By Lucy Papachristou, Filipp Lebedev and Mark Trevelyan

LONDON (Reuters) -Russia said on Thursday it had detained a Frenchman suspected of gathering information about the Russian military, an incident French President Emmanuel Macron described as part of a campaign of disinformation by Moscow.

The Swiss-based nonprofit Centre for Humanitarian Dialogue (HD) said it was aware of the arrest of Laurent Vinatier, 47, who worked for the group as an adviser on Russia and Eurasia.
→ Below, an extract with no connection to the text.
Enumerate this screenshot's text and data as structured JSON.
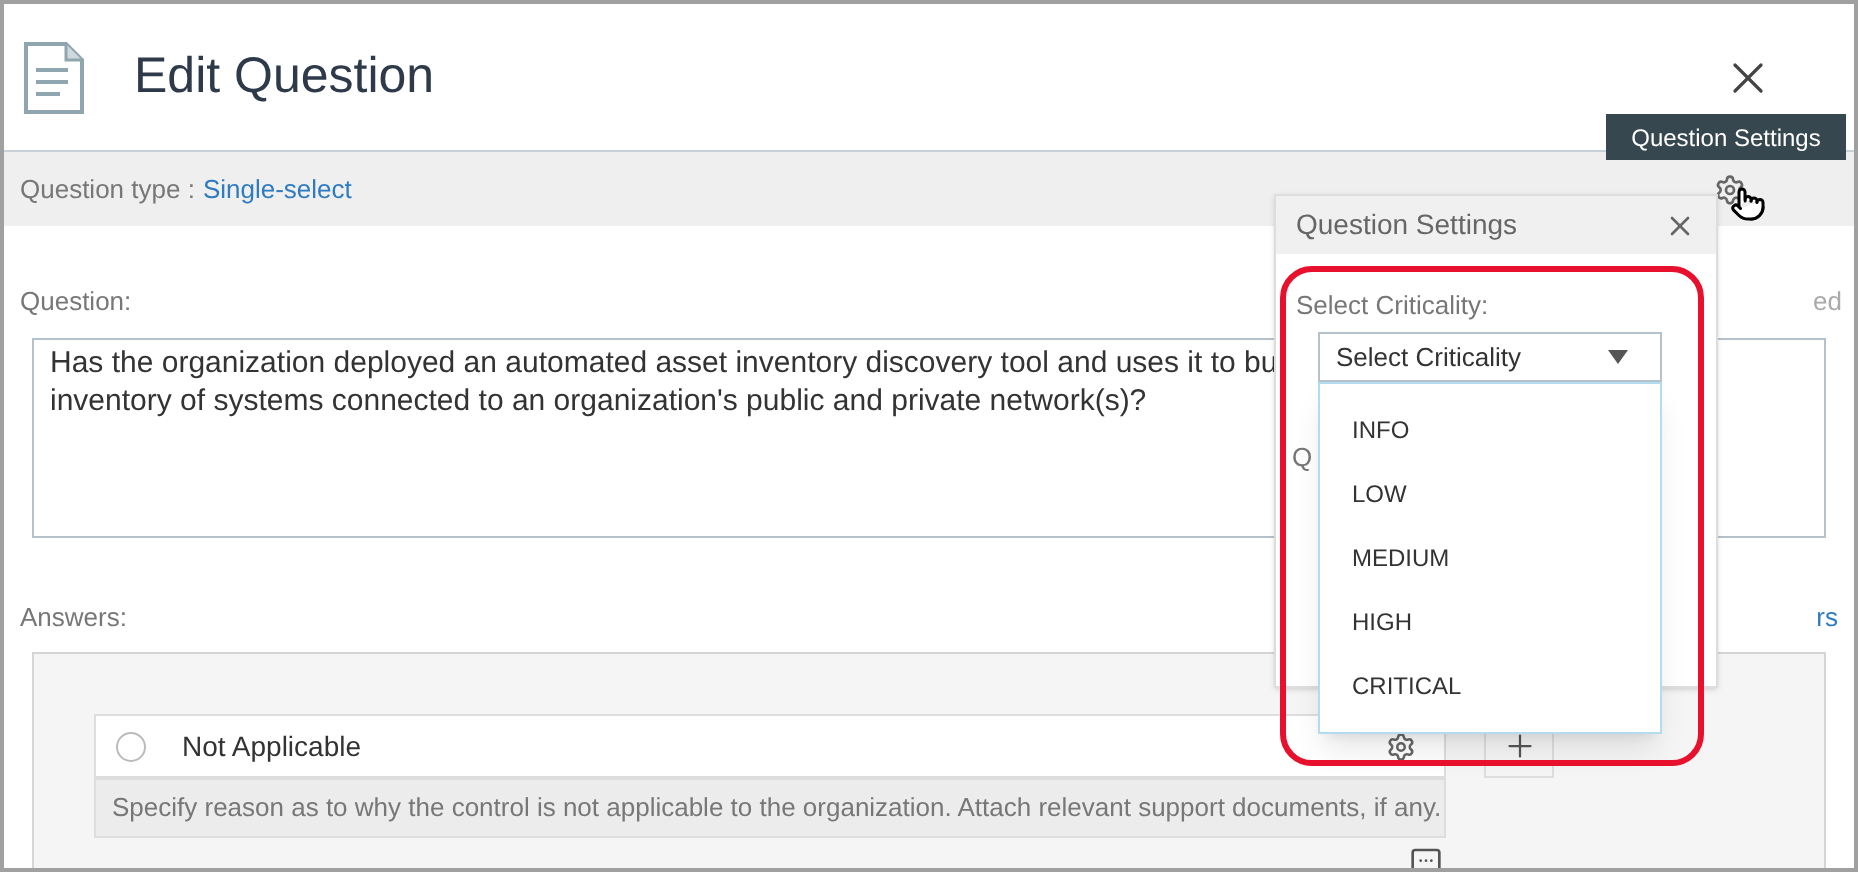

Macron confirmed the arrest and denied Vinatier worked for the French state.

Russia's state Investigative Committee said the Frenchman was suspected over a period of several years to have "purposefully collected information in the field of military and military-technical activities of the Russian Federation" which could be used against the security of the state.

Investigators said the man, whom they did not identify by name, would be charged shortly under a Russian law on failing to register as a "foreign agent", which carries a punishment of up to five years in prison.

Describing the incident as an example of Russian propaganda, Macron told French television the man worked for a Swiss NGO founded by former UN Secretary General Kofi Annan, which conducts "diplomacy and discussion work".

"Under no circumstances is it someone who works for France," Macron said.

A representative of HD told Reuters: "We are working to get more details of the circumstances and to secure Laurent's release."

The website of HD says it has operated since 1999 to "help prevent, mitigate and resolve armed conflict through dialogue and mediation" in countries such as Spain, the Philippines and Libya.

Vinatier's LinkedIn page says he has been an adviser to the Eurasia/Russia Programme at HD for 10 years, based in Geneva.

He completed his PhD on the Chechen diaspora and has lectured on international relations and political economy at various European universities. He has authored several books and book chapters on Russia, the Caucasus and Central Asia.

Vinatier continued to spend time in Russia after the start of the full-scale invasion of Ukraine in February 2022. He met with representatives of the Moscow Orthodox Church in April 2022, according to a notice on a Church website.


A short video clip released by the Investigative Committee showed a man in jeans and a black shirt being detained in a central Moscow restaurant by security officials with masks over their faces. He was escorted into a van and led into a building. The suspect's face was blurred out.

Westerners arrested in Russia since the start of the Ukraine war have found themselves caught up in the crisis in relations between Moscow and the West.

Last year, U.S. reporter Evan Gershkovich was arrested on suspicion of trying to obtain military secrets and charged with espionage, which carries a sentence of up to 20 years. Another American, Paul Whelan, was convicted in 2020 and is serving a 16-year sentence for spying. The United States has designated both as "wrongfully detained" and is seeking their release.

Gordon Black, a U.S. soldier, was detained on May 2 by police in the far eastern city of Vladivostok and went on trial on Thursday on suspicion of stealing from his Russian girlfriend and threatening to kill her.

Russian-American journalist Alsu Kurmasheva was arrested last October and is awaiting trial on charges including failing to register as a "foreign agent" - a designation Russia applies to people and organisations it deems to be using foreign funding to conduct political activity, and which it has used extensively to clamp down on dissent.

(Reporting by Lucy Papachristou, Filipp Lebedev, Mark Trevelyan and Geert de Clercq and Jean Terzian; Editing by Andrew Heavens and Peter Graff)